  1. News coverage. Not surprisingly, the US elections are hardly given prominence in the Israeli broadcast and print media. Sure they'll mention the two candidates' bad jokes, legal problems, accuracy of statements, latest polling, or new (real or perceived) potential legal, trust or health problems...but it's just not a big headline or lead item in the news here. This will no doubt change as we get nearer to the elections. But for the moment the headlines, front pages and lead stories in the print and broadcast media are almost exclusively about the Summer Olympics in Rio. The fact that Israel has already started to win medals just adds to the excitement. It's interesting that the Olympics have not only bumped the US elections from the top of the news food chain, but also the usual Israeli signature national concerns: security and that perennial crowd-pleaser - Israeli politics.
  2. Bureaucracy: Bad news and good news. The bad news - after 25 years the bureaucratic system is still alive and well.

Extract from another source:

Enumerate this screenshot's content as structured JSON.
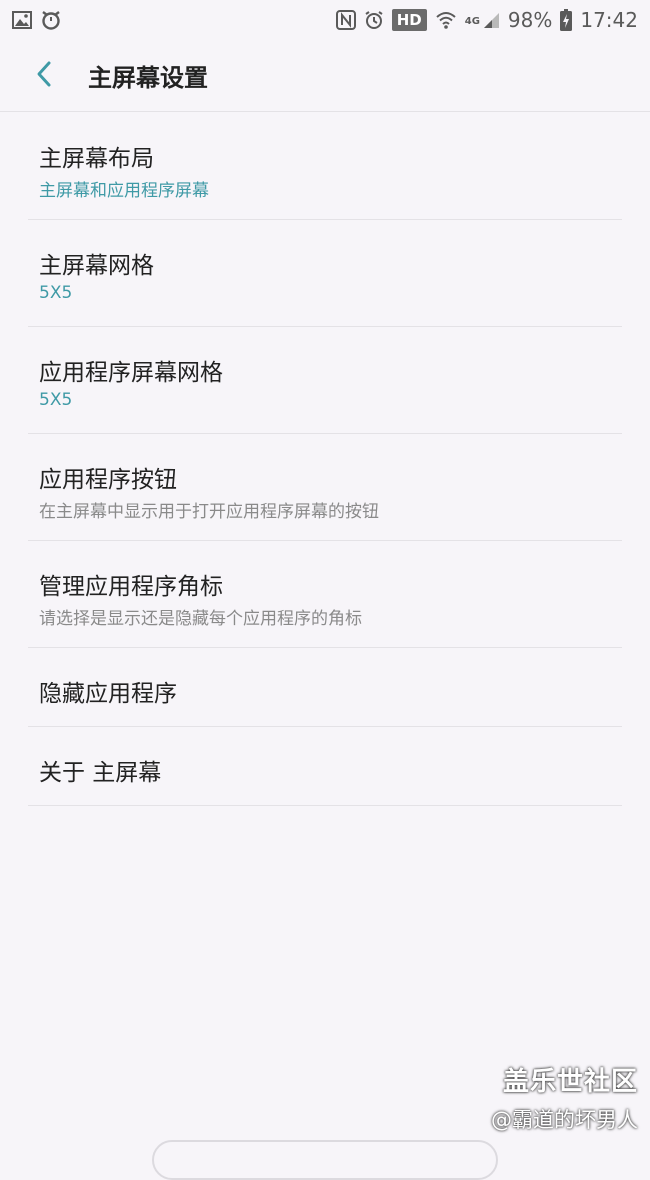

In the course of two weeks we had to run around to deal with officials at the:
    1. Ministry of Interior (to confirm that we are citizens and get new ID cards)
    2. Ministry of Absorption (to confirm our status as "returning residents")
    3. Ministry of Finance (to get our tax exemptions as "returning residents")
    4. Office of Customs and Excise tax (forms to get our container released from the port)
    5. National Insurance Administration (forms for National Social Security and Health Care insurance)
    6. Maccabi HMO to sign up for health care + supplemental health insurance + long term care insurance.
The good news - while in every office you still have to take a number (literally!), the system is so well run and efficient that we never had to wait more than three to five minutes for our turn. All the offices were air- conditioned and the officials smiled (never saw that before), were friendly, and went out of their way to help and expedite things. On this score things have certainly changed for the better in twenty-five years.
A few more observations:
  1. Because Haifa is the largest mixed city in Israel (Tirat Hacarmel is a suburb of Haifa) , about half of the officials we saw were Israeli Arabs, both Christians and Moslems. The same ratio holds true in the streets, stores, the big mall we go to almost daily, restaurants, etc.
  2. In no government office did I see the once ubiquitous and omnipresent glass-of-tea-with-two-sugar-cubes. I guess that Israeli officialdom has finally moved on from its "Bolshevik style" origins. No tea in a glass - but a Starbucks style cup of coffee on almost every desk.
  3. In case your wondering most Israelis are still, loud, many smoke (mostly outside, though), many still drive like absolute maniacs, and all will offer their sage opinions and well meaning advice whether they know you or not (stranger to me yesterday at a falafel stand: "if you touch that sauce you'll end up in the ER"). 
  4. Israel is hot and humid. But every building, shop or mall you enter is air-conditioned, extremely hi-tech and everyone is friendly and will go out of their way to help and point you in the right direction, even if they have no idea where that is.
  5. The beaches are clean , the Mediterranean is warm and the boardwalks in Haifa carry the best ice-cream in the world.
These are just my initial, jet-lagged impressions. More observations and, of course, current analysis on Israel and the the Middle East in future updates.

I look forward to talking with you at our upcoming SWJC LIVE briefings from Israel. See dates listed above. Contact  Susan at the office (214-361-0018) to confirm your participation.
Disclaimer: Opinions expressed above are the writer's, and do not represent SWJC directors, officers or members.